- Beretta leaves Maryland over gun laws, heads for Tennessee
- Neal Boortz defends Hillary Clinton for representing child rapist
- House task force to recommend National Guard on border, faster deportations
- Top federal judge uses pizza to explain complex Obamacare situation
- Obama, Biden overhaul job training programs
- Drought-plagued Californians turn to paint to keep lawns green
- ISIL now forcing Iraqi shopkeepers to veil mannequins in Mosul
- 11 parents of Nigeria’s abducted girls die
- Genetic mapping triggers new hope on schizophrenia
- Turkish P.M. Erdogan won’t speak to Obama, but he’ll take calls from Biden
Topic - Bill Roggio
The downing of a passenger plane over Eastern Ukraine Thursday rekindled long-held fears in Washington about threats posed to commercial aircraft by shoulder-fired missiles.
The Haqqani Network, the terrorist group that the U.S. command in Afghanistan says is its most formidable enemy — worse than the Taliban or al Qaeda — has operated for a dozen years across the border in Pakistan's North Waziristan tribal area with little to fear other than sporadic drone strikes.
Afghanistan's harsh and isolated Korengal Valley two years ago this month served as the setting for an unlikely U.S. military maneuver — a retreat.
Former Iraq military commander Gen. David H. Petraeus, who took over Tuesday as CIA director, in the past butted heads in Baghdad and Kabul with officials from the agency he is now leading over the quality of their reporting, according to former intelligence officials.
With the American public growing more pessimistic about Afghanistan, war proponents are renewing their case in the face of new estimates that say no more than 100 al Qaeda operatives remain in the country.
"The threat to civilian aircraft from shoulder-fired missiles is well known, and it's a concern for many governments, particularly because of the breakdown in government during recent years in Syria, Iraq and Libya, which has resulted in these weapons proliferating on those battlefields and beyond," said Bill Roggio, a scholar focused on terrorism issues at the Foundation for Defense of Democracies in Washington.

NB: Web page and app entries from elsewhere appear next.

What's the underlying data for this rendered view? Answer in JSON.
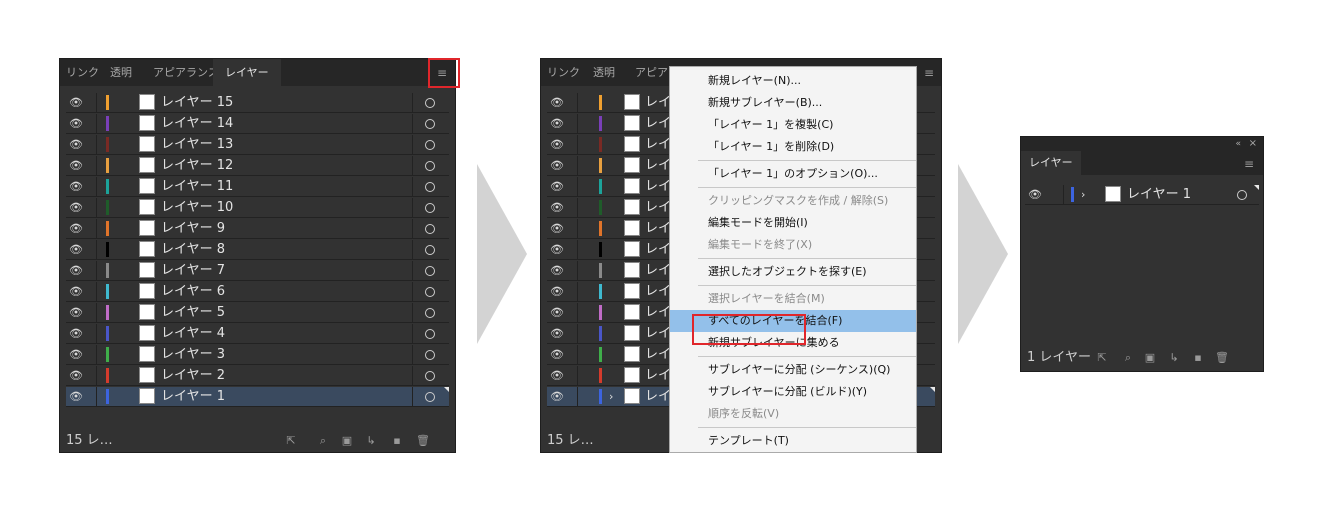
{
  "panel1": {
    "tabs": [
      "リンク",
      "透明",
      "アピアランス",
      "レイヤー"
    ],
    "layers": [
      {
        "name": "レイヤー 15",
        "color": "#f0a030"
      },
      {
        "name": "レイヤー 14",
        "color": "#7a3fb8"
      },
      {
        "name": "レイヤー 13",
        "color": "#7a2a24"
      },
      {
        "name": "レイヤー 12",
        "color": "#e8a040"
      },
      {
        "name": "レイヤー 11",
        "color": "#1ca39a"
      },
      {
        "name": "レイヤー 10",
        "color": "#1f5c2a"
      },
      {
        "name": "レイヤー 9",
        "color": "#e0742a"
      },
      {
        "name": "レイヤー 8",
        "color": "#000000"
      },
      {
        "name": "レイヤー 7",
        "color": "#8a8a8a"
      },
      {
        "name": "レイヤー 6",
        "color": "#3fb9cf"
      },
      {
        "name": "レイヤー 5",
        "color": "#c06cc7"
      },
      {
        "name": "レイヤー 4",
        "color": "#4a56c8"
      },
      {
        "name": "レイヤー 3",
        "color": "#3fae4a"
      },
      {
        "name": "レイヤー 2",
        "color": "#d43b2c"
      },
      {
        "name": "レイヤー 1",
        "color": "#3c64e0",
        "selected": true
      }
    ],
    "footer_count": "15 レ…"
  },
  "panel2": {
    "tabs": [
      "リンク",
      "透明",
      "アピアランス"
    ],
    "footer_count": "15 レ…"
  },
  "context_menu": {
    "items": [
      {
        "label": "新規レイヤー(N)...",
        "state": "normal"
      },
      {
        "label": "新規サブレイヤー(B)...",
        "state": "normal"
      },
      {
        "label": "「レイヤー 1」を複製(C)",
        "state": "normal"
      },
      {
        "label": "「レイヤー 1」を削除(D)",
        "state": "normal"
      },
      {
        "sep": true
      },
      {
        "label": "「レイヤー 1」のオプション(O)...",
        "state": "normal"
      },
      {
        "sep": true
      },
      {
        "label": "クリッピングマスクを作成 / 解除(S)",
        "state": "disabled"
      },
      {
        "label": "編集モードを開始(I)",
        "state": "normal"
      },
      {
        "label": "編集モードを終了(X)",
        "state": "disabled"
      },
      {
        "sep": true
      },
      {
        "label": "選択したオブジェクトを探す(E)",
        "state": "normal"
      },
      {
        "sep": true
      },
      {
        "label": "選択レイヤーを結合(M)",
        "state": "disabled"
      },
      {
        "label": "すべてのレイヤーを結合(F)",
        "state": "highlighted"
      },
      {
        "label": "新規サブレイヤーに集める",
        "state": "normal"
      },
      {
        "sep": true
      },
      {
        "label": "サブレイヤーに分配 (シーケンス)(Q)",
        "state": "normal"
      },
      {
        "label": "サブレイヤーに分配 (ビルド)(Y)",
        "state": "normal"
      },
      {
        "label": "順序を反転(V)",
        "state": "disabled"
      },
      {
        "sep": true
      },
      {
        "label": "テンプレート(T)",
        "state": "normal"
      }
    ]
  },
  "panel3": {
    "tab": "レイヤー",
    "layer": {
      "name": "レイヤー 1",
      "color": "#3c64e0"
    },
    "footer_count": "1 レイヤー"
  },
  "colors": {
    "panel_bg": "#323232",
    "tab_bar": "#262626",
    "highlight_red": "#e0262b",
    "menu_hover": "#93c0ea"
  },
  "icons": [
    "eye-icon",
    "menu-icon",
    "expand-arrow-icon",
    "visibility-ring-icon",
    "collect-export-icon",
    "locate-object-icon",
    "clipping-mask-icon",
    "new-sublayer-icon",
    "new-layer-icon",
    "trash-icon",
    "panel-collapse-icon",
    "panel-close-icon"
  ]
}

"Given the location of where this occurred, it seems more possible that it's a byproduct of the Ukraine-Russia conflict rather than anything related to the jihadist threat associated with the proliferation of shoulder-fired missiles," Mr. Roggio said.